→ The problem
Would you print the entire listing exactly, leaving nothing out?

→ Provided material
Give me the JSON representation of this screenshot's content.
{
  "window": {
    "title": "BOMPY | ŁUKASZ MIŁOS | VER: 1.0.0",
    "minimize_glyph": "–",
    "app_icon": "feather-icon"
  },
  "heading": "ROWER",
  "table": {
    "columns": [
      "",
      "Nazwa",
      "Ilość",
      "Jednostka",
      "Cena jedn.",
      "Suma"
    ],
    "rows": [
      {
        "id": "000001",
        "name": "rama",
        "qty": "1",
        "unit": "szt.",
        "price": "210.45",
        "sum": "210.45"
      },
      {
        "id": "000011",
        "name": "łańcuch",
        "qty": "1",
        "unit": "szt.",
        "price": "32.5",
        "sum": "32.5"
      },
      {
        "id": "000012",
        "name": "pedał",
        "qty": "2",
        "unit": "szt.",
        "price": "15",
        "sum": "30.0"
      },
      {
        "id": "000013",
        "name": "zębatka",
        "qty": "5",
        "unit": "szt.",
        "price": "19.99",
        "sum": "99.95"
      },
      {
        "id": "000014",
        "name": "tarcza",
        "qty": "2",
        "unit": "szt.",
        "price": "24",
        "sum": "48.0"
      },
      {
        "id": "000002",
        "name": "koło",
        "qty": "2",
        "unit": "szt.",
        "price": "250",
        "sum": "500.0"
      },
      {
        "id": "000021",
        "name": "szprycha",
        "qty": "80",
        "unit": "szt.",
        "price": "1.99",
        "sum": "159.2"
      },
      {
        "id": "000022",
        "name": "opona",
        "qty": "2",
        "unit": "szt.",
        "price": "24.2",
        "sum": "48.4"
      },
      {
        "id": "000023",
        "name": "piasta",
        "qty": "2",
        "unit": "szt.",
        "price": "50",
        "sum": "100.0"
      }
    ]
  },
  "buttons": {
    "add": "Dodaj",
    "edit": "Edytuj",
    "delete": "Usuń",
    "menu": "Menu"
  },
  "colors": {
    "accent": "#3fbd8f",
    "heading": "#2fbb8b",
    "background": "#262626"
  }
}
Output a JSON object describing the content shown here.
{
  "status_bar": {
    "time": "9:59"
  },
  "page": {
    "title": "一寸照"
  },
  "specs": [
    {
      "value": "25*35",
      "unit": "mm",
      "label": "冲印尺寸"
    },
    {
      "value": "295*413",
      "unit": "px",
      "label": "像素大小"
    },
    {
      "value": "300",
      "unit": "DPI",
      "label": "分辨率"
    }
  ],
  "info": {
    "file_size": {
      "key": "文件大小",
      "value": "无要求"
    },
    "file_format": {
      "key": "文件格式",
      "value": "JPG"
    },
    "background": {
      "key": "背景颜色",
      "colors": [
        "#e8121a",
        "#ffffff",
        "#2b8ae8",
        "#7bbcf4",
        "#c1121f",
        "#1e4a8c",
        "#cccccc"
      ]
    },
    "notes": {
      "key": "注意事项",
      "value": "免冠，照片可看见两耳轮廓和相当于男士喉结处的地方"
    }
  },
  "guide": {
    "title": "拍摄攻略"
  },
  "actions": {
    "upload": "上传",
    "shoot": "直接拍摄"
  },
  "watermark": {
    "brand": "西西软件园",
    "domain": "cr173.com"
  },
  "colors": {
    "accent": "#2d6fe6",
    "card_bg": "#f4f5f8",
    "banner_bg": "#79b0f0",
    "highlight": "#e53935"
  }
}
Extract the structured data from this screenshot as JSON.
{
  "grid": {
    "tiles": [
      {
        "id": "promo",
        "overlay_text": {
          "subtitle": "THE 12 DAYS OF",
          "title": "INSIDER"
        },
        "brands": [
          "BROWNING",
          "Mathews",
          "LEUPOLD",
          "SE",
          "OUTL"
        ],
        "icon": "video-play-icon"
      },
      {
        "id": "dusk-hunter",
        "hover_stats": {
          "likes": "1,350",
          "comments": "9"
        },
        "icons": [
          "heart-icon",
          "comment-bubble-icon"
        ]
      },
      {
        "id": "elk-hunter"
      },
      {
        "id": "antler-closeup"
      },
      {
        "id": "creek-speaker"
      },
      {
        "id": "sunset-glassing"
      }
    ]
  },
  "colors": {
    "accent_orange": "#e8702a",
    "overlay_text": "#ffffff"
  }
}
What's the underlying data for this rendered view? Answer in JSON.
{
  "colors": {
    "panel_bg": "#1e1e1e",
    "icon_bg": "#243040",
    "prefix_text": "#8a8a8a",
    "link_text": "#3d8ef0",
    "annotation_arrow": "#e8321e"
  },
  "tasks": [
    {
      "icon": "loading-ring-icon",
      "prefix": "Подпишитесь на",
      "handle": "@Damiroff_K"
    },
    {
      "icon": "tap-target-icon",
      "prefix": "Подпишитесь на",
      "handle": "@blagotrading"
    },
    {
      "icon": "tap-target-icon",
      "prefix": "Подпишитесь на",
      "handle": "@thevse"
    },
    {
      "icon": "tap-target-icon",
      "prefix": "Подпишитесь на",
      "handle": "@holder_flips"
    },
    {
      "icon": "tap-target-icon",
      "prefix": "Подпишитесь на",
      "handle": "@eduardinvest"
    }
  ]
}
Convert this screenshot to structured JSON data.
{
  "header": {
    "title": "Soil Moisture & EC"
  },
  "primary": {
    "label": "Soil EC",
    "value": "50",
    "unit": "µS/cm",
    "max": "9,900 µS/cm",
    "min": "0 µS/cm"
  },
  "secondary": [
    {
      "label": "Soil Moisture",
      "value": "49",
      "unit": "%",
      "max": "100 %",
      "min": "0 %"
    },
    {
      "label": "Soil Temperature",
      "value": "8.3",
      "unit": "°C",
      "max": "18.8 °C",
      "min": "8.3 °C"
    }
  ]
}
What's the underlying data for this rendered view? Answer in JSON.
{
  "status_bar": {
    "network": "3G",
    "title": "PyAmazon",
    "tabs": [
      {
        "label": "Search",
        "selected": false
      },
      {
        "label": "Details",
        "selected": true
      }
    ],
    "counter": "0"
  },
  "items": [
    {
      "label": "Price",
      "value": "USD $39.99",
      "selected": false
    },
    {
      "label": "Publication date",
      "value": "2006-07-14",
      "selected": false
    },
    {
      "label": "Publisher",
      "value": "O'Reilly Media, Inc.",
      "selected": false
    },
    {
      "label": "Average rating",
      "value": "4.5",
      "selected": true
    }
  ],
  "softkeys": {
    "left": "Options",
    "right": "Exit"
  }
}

→ Exercise solution
Give me the JSON representation of this screenshot's content.
{
  "window": {
    "title": "BOMPY | ŁUKASZ MIŁOS | VER: 1.0.0",
    "minimize_glyph": "–",
    "app_icon": "feather-icon"
  },
  "heading": "ROWER",
  "table": {
    "columns": [
      "",
      "Nazwa",
      "Ilość",
      "Jednostka",
      "Cena jedn.",
      "Suma"
    ],
    "rows": [
      {
        "id": "000001",
        "name": "rama",
        "qty": "1",
        "unit": "szt.",
        "price": "210.45",
        "sum": "210.45"
      },
      {
        "id": "000011",
        "name": "łańcuch",
        "qty": "1",
        "unit": "szt.",
        "price": "32.5",
        "sum": "32.5"
      },
      {
        "id": "000012",
        "name": "pedał",
        "qty": "2",
        "unit": "szt.",
        "price": "15",
        "sum": "30.0"
      },
      {
        "id": "000013",
        "name": "zębatka",
        "qty": "5",
        "unit": "szt.",
        "price": "19.99",
        "sum": "99.95"
      },
      {
        "id": "000014",
        "name": "tarcza",
        "qty": "2",
        "unit": "szt.",
        "price": "24",
        "sum": "48.0"
      },
      {
        "id": "000002",
        "name": "koło",
        "qty": "2",
        "unit": "szt.",
        "price": "250",
        "sum": "500.0"
      },
      {
        "id": "000021",
        "name": "szprycha",
        "qty": "80",
        "unit": "szt.",
        "price": "1.99",
        "sum": "159.2"
      },
      {
        "id": "000022",
        "name": "opona",
        "qty": "2",
        "unit": "szt.",
        "price": "24.2",
        "sum": "48.4"
      },
      {
        "id": "000023",
        "name": "piasta",
        "qty": "2",
        "unit": "szt.",
        "price": "50",
        "sum": "100.0"
      }
    ]
  },
  "buttons": {
    "add": "Dodaj",
    "edit": "Edytuj",
    "delete": "Usuń",
    "menu": "Menu"
  },
  "colors": {
    "accent": "#3fbd8f",
    "heading": "#2fbb8b",
    "background": "#262626"
  }
}
Output a JSON object describing the content shown here.
{
  "status_bar": {
    "time": "9:59"
  },
  "page": {
    "title": "一寸照"
  },
  "specs": [
    {
      "value": "25*35",
      "unit": "mm",
      "label": "冲印尺寸"
    },
    {
      "value": "295*413",
      "unit": "px",
      "label": "像素大小"
    },
    {
      "value": "300",
      "unit": "DPI",
      "label": "分辨率"
    }
  ],
  "info": {
    "file_size": {
      "key": "文件大小",
      "value": "无要求"
    },
    "file_format": {
      "key": "文件格式",
      "value": "JPG"
    },
    "background": {
      "key": "背景颜色",
      "colors": [
        "#e8121a",
        "#ffffff",
        "#2b8ae8",
        "#7bbcf4",
        "#c1121f",
        "#1e4a8c",
        "#cccccc"
      ]
    },
    "notes": {
      "key": "注意事项",
      "value": "免冠，照片可看见两耳轮廓和相当于男士喉结处的地方"
    }
  },
  "guide": {
    "title": "拍摄攻略"
  },
  "actions": {
    "upload": "上传",
    "shoot": "直接拍摄"
  },
  "watermark": {
    "brand": "西西软件园",
    "domain": "cr173.com"
  },
  "colors": {
    "accent": "#2d6fe6",
    "card_bg": "#f4f5f8",
    "banner_bg": "#79b0f0",
    "highlight": "#e53935"
  }
}
Extract the structured data from this screenshot as JSON.
{
  "grid": {
    "tiles": [
      {
        "id": "promo",
        "overlay_text": {
          "subtitle": "THE 12 DAYS OF",
          "title": "INSIDER"
        },
        "brands": [
          "BROWNING",
          "Mathews",
          "LEUPOLD",
          "SE",
          "OUTL"
        ],
        "icon": "video-play-icon"
      },
      {
        "id": "dusk-hunter",
        "hover_stats": {
          "likes": "1,350",
          "comments": "9"
        },
        "icons": [
          "heart-icon",
          "comment-bubble-icon"
        ]
      },
      {
        "id": "elk-hunter"
      },
      {
        "id": "antler-closeup"
      },
      {
        "id": "creek-speaker"
      },
      {
        "id": "sunset-glassing"
      }
    ]
  },
  "colors": {
    "accent_orange": "#e8702a",
    "overlay_text": "#ffffff"
  }
}
What's the underlying data for this rendered view? Answer in JSON.
{
  "colors": {
    "panel_bg": "#1e1e1e",
    "icon_bg": "#243040",
    "prefix_text": "#8a8a8a",
    "link_text": "#3d8ef0",
    "annotation_arrow": "#e8321e"
  },
  "tasks": [
    {
      "icon": "loading-ring-icon",
      "prefix": "Подпишитесь на",
      "handle": "@Damiroff_K"
    },
    {
      "icon": "tap-target-icon",
      "prefix": "Подпишитесь на",
      "handle": "@blagotrading"
    },
    {
      "icon": "tap-target-icon",
      "prefix": "Подпишитесь на",
      "handle": "@thevse"
    },
    {
      "icon": "tap-target-icon",
      "prefix": "Подпишитесь на",
      "handle": "@holder_flips"
    },
    {
      "icon": "tap-target-icon",
      "prefix": "Подпишитесь на",
      "handle": "@eduardinvest"
    }
  ]
}
Convert this screenshot to structured JSON data.
{
  "header": {
    "title": "Soil Moisture & EC"
  },
  "primary": {
    "label": "Soil EC",
    "value": "50",
    "unit": "µS/cm",
    "max": "9,900 µS/cm",
    "min": "0 µS/cm"
  },
  "secondary": [
    {
      "label": "Soil Moisture",
      "value": "49",
      "unit": "%",
      "max": "100 %",
      "min": "0 %"
    },
    {
      "label": "Soil Temperature",
      "value": "8.3",
      "unit": "°C",
      "max": "18.8 °C",
      "min": "8.3 °C"
    }
  ]
}
What's the underlying data for this rendered view? Answer in JSON.
{
  "status_bar": {
    "network": "3G",
    "title": "PyAmazon",
    "tabs": [
      {
        "label": "Search",
        "selected": false
      },
      {
        "label": "Details",
        "selected": true
      }
    ],
    "counter": "0"
  },
  "items": [
    {
      "label": "Price",
      "value": "USD $39.99",
      "selected": false
    },
    {
      "label": "Publication date",
      "value": "2006-07-14",
      "selected": false
    },
    {
      "label": "Publisher",
      "value": "O'Reilly Media, Inc.",
      "selected": false
    },
    {
      "label": "Average rating",
      "value": "4.5",
      "selected": true
    }
  ],
  "softkeys": {
    "left": "Options",
    "right": "Exit"
  }
}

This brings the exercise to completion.